The numbers are in and the big question is finally answered... Well, kind of!
Was The Interview a success?
So, how much, exactly, did it make for Sony?
It’s both baffling and a disgusting stain on America’s reputation that ‘Don’t Ask, Don’t Tell’ is still around.
A decorated Air Force Reserve flight nurse, Margaret Witt, who was discharged for being gay took the witness stand at her federal trial on Monday. She talked about how difficult it was for her to not be out there caring for her fellow soldiers, and how her sexual orientation had nothing to do with her ability to perform her job.
"It's what I've spent over half my life training to do," said Witt, her voice breaking. "I miss being able to be the one that that soldier looks at and I can do something for him. I'm not complete, and it kills me to not be there."
She is suing the Air Force in hopes of being reinstated. If she wins, her case could act as a precedent to help overturn the law.
Witt, who joined the Air Force in 1987, was suspended in 2004 when the Air Force investigated her for violating "don't ask, don't tell." Three years later she was discharged and fell just short of becoming eligible for a full pension.
WTF. That’s a great way to honor someone who dedicated 17 years of her life to protecting Americans — embarrass them and deprive them of their pension.
The judge overseeing the case heard testimonies last week from several of Witt's former colleagues, who all said they didn't care about her orientation and added that her firing actually hurt morale in their squadron.
This makes us sick. This needs to change.
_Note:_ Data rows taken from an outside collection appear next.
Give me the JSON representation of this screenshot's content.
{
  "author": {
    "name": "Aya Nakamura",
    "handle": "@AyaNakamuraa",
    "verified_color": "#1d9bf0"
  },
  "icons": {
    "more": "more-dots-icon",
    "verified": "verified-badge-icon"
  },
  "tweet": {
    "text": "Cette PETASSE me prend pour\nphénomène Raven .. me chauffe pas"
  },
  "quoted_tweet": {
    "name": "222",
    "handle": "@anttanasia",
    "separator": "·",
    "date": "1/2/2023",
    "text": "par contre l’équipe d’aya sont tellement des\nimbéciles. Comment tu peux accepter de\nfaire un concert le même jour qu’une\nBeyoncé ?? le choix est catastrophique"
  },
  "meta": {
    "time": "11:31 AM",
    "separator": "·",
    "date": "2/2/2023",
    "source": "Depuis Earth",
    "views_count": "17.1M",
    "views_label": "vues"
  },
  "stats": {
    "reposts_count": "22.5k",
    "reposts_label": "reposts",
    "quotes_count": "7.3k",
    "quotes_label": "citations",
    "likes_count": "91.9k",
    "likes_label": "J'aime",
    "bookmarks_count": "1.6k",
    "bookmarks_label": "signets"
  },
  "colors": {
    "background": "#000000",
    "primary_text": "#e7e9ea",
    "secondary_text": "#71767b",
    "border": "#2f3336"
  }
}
Call your congressman, tell your friends, go to a rally. Just don’t sit around while these injustices continue!
[Image via AP Images.]